For about a year I was perplexed. I welcomed both of my daughters’ questions related to concepts of racism, sexism, classism, ableism, and such. I had strategies to talk about these. But I did not have strategies for talking about sex and sexuality.

There aren’t any children’s books or movies that provide a context for talking about sex and sexuality. Recognizing that there are plenty of websites accessible to her if she and her friends were the slightest bit curious (which children tend to be) I knew I needed to step into conversations about sex and sexuality rather than calling on my wife and stepping out.

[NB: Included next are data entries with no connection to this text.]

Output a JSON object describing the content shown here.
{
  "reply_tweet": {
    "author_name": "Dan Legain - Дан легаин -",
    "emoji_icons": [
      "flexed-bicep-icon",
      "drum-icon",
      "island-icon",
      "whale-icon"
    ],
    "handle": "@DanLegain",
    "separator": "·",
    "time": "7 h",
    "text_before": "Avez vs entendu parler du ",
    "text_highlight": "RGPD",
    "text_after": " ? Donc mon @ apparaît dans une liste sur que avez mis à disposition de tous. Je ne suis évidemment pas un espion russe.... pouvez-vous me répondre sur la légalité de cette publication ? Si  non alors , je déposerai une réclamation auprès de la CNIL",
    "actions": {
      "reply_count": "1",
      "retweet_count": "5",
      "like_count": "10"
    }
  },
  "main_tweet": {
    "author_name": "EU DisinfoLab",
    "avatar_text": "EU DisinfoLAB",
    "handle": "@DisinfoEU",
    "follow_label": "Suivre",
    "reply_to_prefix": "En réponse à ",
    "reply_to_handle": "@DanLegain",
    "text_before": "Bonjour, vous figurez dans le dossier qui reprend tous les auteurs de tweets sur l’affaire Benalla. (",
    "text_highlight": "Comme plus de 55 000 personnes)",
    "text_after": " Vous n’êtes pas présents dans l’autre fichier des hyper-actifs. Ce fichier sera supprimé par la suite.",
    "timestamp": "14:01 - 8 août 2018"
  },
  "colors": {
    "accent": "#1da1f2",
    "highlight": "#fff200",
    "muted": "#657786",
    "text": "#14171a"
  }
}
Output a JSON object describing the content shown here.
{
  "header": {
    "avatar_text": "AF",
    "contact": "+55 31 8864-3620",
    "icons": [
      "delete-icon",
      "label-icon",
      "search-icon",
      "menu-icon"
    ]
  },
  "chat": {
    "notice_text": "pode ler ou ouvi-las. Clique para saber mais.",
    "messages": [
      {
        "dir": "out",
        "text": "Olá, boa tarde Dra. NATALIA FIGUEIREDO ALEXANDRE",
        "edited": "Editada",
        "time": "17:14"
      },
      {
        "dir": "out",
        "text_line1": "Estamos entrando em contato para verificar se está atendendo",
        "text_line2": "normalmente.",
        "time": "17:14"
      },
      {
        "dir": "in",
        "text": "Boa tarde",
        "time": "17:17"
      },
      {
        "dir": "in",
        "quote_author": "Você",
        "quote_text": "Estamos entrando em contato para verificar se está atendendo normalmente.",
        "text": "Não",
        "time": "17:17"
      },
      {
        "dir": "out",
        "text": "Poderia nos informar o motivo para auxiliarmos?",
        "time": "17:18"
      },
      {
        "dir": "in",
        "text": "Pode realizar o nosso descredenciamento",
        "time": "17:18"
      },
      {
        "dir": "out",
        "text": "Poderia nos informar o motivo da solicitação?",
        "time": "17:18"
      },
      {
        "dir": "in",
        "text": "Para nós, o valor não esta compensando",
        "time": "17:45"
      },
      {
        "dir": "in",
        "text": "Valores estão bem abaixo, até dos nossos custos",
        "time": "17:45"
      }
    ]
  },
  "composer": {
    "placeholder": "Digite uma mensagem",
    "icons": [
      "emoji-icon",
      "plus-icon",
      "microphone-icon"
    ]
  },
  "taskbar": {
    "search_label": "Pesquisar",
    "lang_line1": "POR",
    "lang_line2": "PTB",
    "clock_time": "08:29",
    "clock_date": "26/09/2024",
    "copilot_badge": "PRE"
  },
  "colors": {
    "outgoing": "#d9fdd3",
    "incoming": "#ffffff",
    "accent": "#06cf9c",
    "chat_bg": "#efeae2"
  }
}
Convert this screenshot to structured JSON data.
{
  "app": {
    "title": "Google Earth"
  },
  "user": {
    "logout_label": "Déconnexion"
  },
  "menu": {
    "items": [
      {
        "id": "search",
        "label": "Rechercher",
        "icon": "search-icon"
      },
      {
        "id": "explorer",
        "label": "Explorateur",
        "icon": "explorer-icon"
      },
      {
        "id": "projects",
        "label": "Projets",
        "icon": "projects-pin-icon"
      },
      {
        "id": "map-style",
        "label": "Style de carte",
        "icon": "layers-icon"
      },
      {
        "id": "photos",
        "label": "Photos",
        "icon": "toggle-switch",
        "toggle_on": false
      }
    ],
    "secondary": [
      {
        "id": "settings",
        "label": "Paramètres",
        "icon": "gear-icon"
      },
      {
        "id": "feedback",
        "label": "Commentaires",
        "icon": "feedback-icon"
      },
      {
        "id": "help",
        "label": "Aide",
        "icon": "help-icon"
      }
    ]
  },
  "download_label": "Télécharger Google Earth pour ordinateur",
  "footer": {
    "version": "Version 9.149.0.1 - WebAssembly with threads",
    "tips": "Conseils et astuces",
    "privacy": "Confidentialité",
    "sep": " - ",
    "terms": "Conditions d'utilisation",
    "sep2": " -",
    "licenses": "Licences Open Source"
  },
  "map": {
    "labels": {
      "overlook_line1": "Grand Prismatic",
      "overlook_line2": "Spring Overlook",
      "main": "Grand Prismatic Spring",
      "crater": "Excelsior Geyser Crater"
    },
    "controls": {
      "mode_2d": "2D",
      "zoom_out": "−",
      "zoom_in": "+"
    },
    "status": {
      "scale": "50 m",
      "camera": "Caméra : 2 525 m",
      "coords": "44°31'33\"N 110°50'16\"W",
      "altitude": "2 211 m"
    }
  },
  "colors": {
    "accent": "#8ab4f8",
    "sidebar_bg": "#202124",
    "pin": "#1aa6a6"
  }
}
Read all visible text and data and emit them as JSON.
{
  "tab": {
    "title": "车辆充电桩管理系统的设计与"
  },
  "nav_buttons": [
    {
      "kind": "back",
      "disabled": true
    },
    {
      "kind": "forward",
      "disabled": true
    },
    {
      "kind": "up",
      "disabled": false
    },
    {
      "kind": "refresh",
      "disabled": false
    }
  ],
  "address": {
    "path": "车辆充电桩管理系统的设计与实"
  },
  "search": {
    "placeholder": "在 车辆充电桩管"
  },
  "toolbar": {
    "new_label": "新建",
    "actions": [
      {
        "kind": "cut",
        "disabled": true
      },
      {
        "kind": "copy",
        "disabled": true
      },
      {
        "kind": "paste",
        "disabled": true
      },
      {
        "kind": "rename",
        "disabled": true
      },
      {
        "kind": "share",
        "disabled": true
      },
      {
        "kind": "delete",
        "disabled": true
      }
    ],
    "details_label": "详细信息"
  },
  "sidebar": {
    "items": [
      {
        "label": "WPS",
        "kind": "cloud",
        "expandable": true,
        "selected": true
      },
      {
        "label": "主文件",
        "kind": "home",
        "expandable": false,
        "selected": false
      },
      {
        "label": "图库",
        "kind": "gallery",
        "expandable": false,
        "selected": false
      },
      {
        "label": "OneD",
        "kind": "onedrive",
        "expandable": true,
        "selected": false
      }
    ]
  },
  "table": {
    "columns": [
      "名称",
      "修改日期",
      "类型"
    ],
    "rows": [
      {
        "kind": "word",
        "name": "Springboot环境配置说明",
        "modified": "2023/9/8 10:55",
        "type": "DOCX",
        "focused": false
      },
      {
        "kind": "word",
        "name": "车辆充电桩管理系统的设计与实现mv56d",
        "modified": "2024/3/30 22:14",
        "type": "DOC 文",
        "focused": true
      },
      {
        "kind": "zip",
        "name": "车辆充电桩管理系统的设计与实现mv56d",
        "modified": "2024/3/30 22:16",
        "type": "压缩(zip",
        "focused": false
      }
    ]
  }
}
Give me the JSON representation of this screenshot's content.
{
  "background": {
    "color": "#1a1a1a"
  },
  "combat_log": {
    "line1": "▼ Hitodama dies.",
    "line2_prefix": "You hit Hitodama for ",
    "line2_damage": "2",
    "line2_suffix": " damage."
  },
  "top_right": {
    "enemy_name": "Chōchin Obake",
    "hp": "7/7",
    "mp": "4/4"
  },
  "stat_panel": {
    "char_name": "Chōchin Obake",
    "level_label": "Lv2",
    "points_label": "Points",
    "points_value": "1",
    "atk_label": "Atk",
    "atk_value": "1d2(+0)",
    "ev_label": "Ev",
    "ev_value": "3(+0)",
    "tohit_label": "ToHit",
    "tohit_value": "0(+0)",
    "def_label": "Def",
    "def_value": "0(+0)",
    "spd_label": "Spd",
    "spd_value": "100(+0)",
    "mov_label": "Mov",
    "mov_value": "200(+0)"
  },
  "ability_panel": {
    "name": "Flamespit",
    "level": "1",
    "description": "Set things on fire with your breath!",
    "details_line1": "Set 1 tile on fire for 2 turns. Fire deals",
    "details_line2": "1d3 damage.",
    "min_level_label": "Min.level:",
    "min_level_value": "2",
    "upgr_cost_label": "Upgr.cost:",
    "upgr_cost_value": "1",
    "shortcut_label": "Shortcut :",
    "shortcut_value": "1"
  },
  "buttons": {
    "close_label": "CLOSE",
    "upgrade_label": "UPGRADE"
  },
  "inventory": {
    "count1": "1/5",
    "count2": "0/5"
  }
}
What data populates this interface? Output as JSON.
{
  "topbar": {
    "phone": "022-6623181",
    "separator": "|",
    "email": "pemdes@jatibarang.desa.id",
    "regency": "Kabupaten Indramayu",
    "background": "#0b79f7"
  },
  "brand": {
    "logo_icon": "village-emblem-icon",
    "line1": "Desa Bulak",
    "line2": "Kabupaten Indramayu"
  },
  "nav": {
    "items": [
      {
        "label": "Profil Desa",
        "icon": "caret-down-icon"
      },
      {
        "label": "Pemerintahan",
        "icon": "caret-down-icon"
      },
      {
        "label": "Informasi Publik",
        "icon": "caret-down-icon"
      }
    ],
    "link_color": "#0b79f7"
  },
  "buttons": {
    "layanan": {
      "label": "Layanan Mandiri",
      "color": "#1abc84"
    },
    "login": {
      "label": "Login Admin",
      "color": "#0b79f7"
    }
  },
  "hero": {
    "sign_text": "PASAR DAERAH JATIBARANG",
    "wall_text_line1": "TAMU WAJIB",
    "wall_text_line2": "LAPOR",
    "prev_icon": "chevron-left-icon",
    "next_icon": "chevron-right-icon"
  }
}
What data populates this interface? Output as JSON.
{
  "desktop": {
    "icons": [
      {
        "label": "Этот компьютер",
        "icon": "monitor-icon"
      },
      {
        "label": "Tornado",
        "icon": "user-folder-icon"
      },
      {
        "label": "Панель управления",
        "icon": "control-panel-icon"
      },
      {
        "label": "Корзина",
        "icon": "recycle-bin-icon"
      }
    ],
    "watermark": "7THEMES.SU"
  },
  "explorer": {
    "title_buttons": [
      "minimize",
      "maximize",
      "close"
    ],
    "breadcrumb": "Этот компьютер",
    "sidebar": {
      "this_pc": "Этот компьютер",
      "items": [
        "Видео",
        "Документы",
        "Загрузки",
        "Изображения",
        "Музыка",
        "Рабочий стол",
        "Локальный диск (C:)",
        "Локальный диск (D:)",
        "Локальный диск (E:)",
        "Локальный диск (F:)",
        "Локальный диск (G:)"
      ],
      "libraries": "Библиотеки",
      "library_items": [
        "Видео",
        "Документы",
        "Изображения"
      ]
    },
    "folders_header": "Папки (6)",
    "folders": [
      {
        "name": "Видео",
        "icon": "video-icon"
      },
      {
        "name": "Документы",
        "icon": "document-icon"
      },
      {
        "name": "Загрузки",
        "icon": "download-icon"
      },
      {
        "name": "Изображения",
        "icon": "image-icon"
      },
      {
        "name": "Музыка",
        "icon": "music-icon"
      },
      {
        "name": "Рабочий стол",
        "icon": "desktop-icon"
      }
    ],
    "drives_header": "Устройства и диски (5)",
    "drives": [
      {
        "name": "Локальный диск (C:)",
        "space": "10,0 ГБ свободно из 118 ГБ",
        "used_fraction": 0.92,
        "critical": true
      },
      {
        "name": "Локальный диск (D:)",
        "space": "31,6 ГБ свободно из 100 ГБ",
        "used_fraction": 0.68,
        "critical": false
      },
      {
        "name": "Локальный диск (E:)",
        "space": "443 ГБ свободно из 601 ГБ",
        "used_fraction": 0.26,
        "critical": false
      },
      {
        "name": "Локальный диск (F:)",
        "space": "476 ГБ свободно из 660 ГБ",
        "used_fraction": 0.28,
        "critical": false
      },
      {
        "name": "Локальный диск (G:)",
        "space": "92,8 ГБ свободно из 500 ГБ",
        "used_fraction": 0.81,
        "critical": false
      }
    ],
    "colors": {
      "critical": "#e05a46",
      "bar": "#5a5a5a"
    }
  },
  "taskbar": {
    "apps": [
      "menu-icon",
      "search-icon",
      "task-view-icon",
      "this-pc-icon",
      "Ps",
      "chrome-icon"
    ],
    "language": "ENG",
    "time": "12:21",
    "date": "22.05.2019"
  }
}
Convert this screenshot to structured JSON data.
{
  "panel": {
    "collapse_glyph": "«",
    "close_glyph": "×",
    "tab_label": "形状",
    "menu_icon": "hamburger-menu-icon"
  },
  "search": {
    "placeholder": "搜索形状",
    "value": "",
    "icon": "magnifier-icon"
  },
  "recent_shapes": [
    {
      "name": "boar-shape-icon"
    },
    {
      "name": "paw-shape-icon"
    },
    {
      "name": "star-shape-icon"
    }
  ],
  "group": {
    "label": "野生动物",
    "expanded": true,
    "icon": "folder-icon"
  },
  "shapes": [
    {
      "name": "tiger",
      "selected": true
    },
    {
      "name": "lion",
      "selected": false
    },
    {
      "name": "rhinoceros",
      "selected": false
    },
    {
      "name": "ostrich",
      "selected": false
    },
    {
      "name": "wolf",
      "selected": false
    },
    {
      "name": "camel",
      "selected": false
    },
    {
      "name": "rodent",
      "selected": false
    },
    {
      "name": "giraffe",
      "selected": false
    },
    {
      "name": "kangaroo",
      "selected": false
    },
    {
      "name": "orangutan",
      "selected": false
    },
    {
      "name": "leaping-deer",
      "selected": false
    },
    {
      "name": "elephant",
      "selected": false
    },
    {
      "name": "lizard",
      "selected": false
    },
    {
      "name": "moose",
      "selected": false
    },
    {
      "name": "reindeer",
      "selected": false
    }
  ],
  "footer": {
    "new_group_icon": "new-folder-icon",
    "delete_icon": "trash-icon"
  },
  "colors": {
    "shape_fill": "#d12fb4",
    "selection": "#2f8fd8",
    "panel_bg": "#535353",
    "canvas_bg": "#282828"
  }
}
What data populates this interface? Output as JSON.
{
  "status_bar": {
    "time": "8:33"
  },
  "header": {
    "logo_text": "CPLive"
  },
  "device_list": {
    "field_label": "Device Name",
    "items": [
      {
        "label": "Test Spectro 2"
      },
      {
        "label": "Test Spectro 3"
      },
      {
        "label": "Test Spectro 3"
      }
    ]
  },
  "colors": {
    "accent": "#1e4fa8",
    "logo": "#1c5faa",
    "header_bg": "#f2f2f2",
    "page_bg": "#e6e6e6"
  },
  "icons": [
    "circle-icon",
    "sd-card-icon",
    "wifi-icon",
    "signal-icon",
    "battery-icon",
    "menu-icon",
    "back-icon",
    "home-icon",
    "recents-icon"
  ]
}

Retrospectively speaking the solution was pretty simple…in theory. After swallowing my pride and tolerating my discomfort I was able to respond to questions by being honest and objective. Turns out they don’t need a context. Unlike the -isms, questions about sex and sexuality are not abstract. In general, children are not looking for details. It is my rule of thumb that I only provide an answer to the immediate question.

I will go out on a limb and provide example of what I said. Trigger warning, it might make you uncomfortable. I’m even uncomfortable writing it.

Child: “How do babies get in their mommy’s belly?”

Dad/Parent: “The baby is not a baby at first. There must first be sperm from a daddy and an ovum from a mommy that come together. The sperm goes from the daddy to the mommy and gets into the ovum. Together the sperm and ovum becomes the baby.”

That might be enough for the time being…or not. If a child takes it to the next step then continue with an honest objective answer.

Child: “But where does the sperm come from?”
Dad/Parent: “Sperm comes out of a daddy’s penis.”

For us, that answer led to “Eww, that’s gross. Yucky.”

Side note: These answer also makes sense for what they observe with animals. By seven years old most children have seen animals mating or trying to mate on TV, at the dog park, or somewhere else in the community.

After these conversations it is usually a good time to commiserate with other fathers or parents and begin planning for the next stages of talking about sex.

Based on my conversations it is probable that my daughter won’t be asking more procedural questions about sex unless she walks in on my wife and me. And just like the other questions, I will be as honest and objective as I need to be.

Regardless of my gradually increasing confidence, I don’t think I will ever be completely comfortable. But the same can be said about any other tough conversation with children about the social world around them.

#OurChildrenAreListening, watching, absorbing, and coming up with questions.

This blog post was originally published at